Implementing these strategies can be difficult for some businesses who rely on real-time collaboration. In order to address these difficulties, some businesses, as mentioned, are turning to flextime, wherein employees work within a set of standard hours, but they have individual freedom to decide which of those hours are best for them. While this method won’t necessarily grant you all of the benefits of flexible work arrangements, it can be a good option if you prefer a bit of structure. After all, that’s what the flexible work environment is all about. It’s about what works for you.
Choosing How You Work
With a well-realized flexible work culture, you’ll be free to build a workspace, a daily routine and personal workflow that best suits you.
The Flexible Work Environment
If you want to build a desk set up that pushes you to work harder every day — you can. If you want to keep your office small enough to toss into your backpack — you can. If you want to keep track of projects on a giant wall of sticky notes, go for it. Say goodbye to micromanagement and hello to boosted employee engagement, and better work-life balance.
The freedom allowed by being able to roll out of bed, right into the workflow you’ve built is incredible. No more suit, no more tie, unless that’s your style! Prefer to ink things out with a pen before drafting a doc? Go for it. Want to take a lesson from the millennials and do all of your email on your phone? Now you can!

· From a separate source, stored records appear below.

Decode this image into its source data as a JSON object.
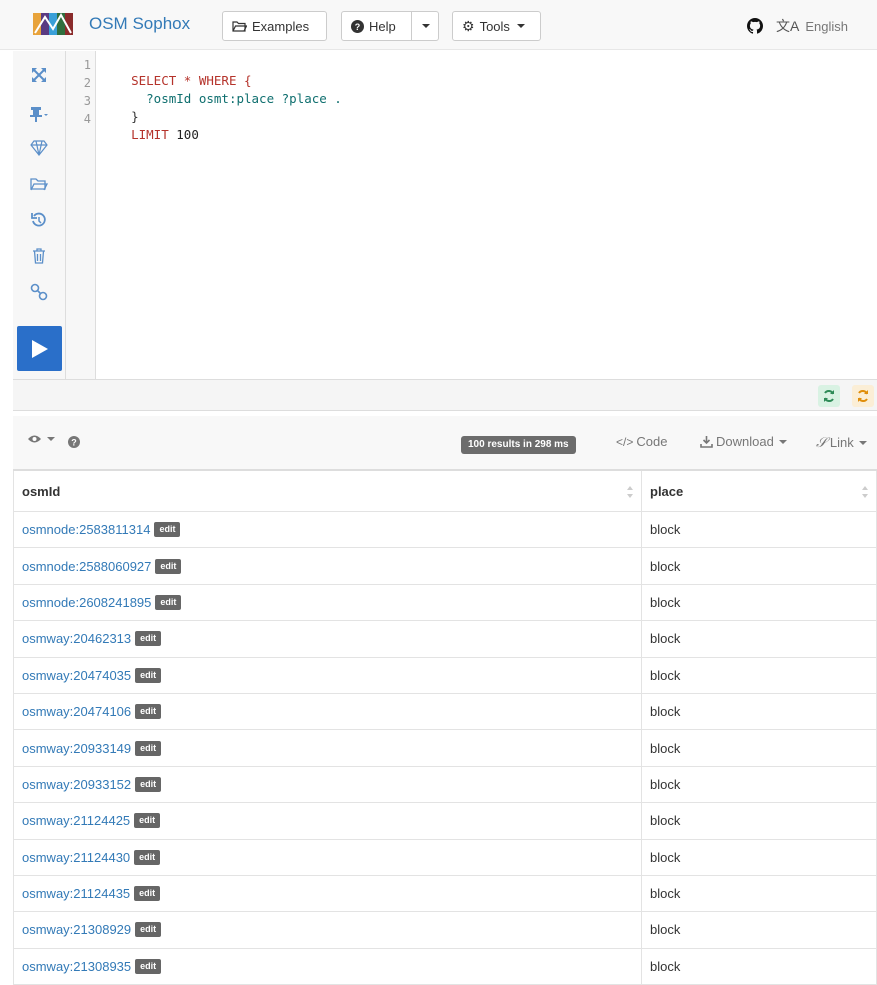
{
  "navbar": {
    "brand": "OSM Sophox",
    "examples_label": "Examples",
    "help_label": "Help",
    "tools_label": "Tools",
    "language": "English"
  },
  "editor": {
    "lines": [
      {
        "no": "1",
        "tokens": [
          {
            "t": "SELECT * WHERE {",
            "c": "kw"
          }
        ]
      },
      {
        "no": "2",
        "tokens": [
          {
            "t": "  ?osmId osmt:place ?place .",
            "c": "var"
          }
        ]
      },
      {
        "no": "3",
        "tokens": [
          {
            "t": "}",
            "c": ""
          }
        ]
      },
      {
        "no": "4",
        "tokens": [
          {
            "t": "LIMIT ",
            "c": "kw"
          },
          {
            "t": "100",
            "c": "num"
          }
        ]
      }
    ]
  },
  "results": {
    "summary": "100 results in 298 ms",
    "code_label": "Code",
    "download_label": "Download",
    "link_label": "Link"
  },
  "table": {
    "columns": [
      "osmId",
      "place"
    ],
    "edit_label": "edit",
    "rows": [
      {
        "id": "osmnode:2583811314",
        "place": "block"
      },
      {
        "id": "osmnode:2588060927",
        "place": "block"
      },
      {
        "id": "osmnode:2608241895",
        "place": "block"
      },
      {
        "id": "osmway:20462313",
        "place": "block"
      },
      {
        "id": "osmway:20474035",
        "place": "block"
      },
      {
        "id": "osmway:20474106",
        "place": "block"
      },
      {
        "id": "osmway:20933149",
        "place": "block"
      },
      {
        "id": "osmway:20933152",
        "place": "block"
      },
      {
        "id": "osmway:21124425",
        "place": "block"
      },
      {
        "id": "osmway:21124430",
        "place": "block"
      },
      {
        "id": "osmway:21124435",
        "place": "block"
      },
      {
        "id": "osmway:21308929",
        "place": "block"
      },
      {
        "id": "osmway:21308935",
        "place": "block"
      }
    ]
  },
  "colors": {
    "link": "#337ab7",
    "run_button": "#2a6fc9",
    "refresh_green": "#2e8b57",
    "refresh_orange": "#e08e0b"
  }
}
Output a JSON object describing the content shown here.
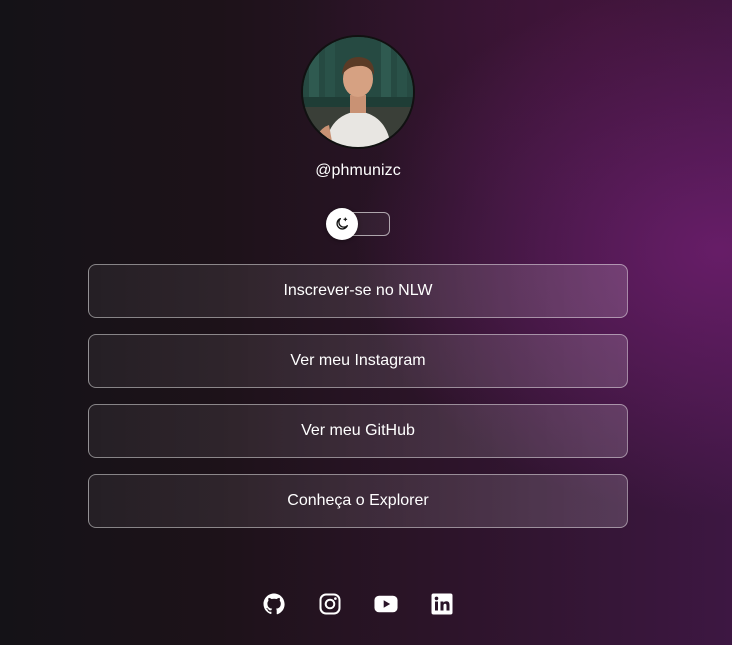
{
  "profile": {
    "username": "@phmunizc"
  },
  "theme_toggle": {
    "icon": "moon-icon"
  },
  "links": [
    {
      "label": "Inscrever-se no NLW"
    },
    {
      "label": "Ver meu Instagram"
    },
    {
      "label": "Ver meu GitHub"
    },
    {
      "label": "Conheça o Explorer"
    }
  ],
  "social": [
    {
      "icon": "github-icon"
    },
    {
      "icon": "instagram-icon"
    },
    {
      "icon": "youtube-icon"
    },
    {
      "icon": "linkedin-icon"
    }
  ],
  "colors": {
    "background_dark": "#141217",
    "background_accent": "#6e1e6e",
    "text": "#ffffff"
  }
}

Remote workers with flexible work arrangements don’t have to have every step of the process dictated to them. If you value flexibility (and who doesn’t?), don’t settle for the rigid and outmoded work styles of the past.
For more benefits on how to build out a flexible work environment, check out Deloitte's deck on Remote Collaboration Facing the challenges of COVID-19.
But in the end
Get your work done, and that’s what matters most. For some, working remotely can start off as a vacation from the normal demands of office life. Over time you’ll adjust to the newfound freedom you have, but work completion is key to that formula. The good news for employers? Results are what really matter! Even in a traditional working environment, occupying a seat in front of your desk for eight hours isn’t a measure of success. Now that you can work where, when, and how you want, it’s all about the results.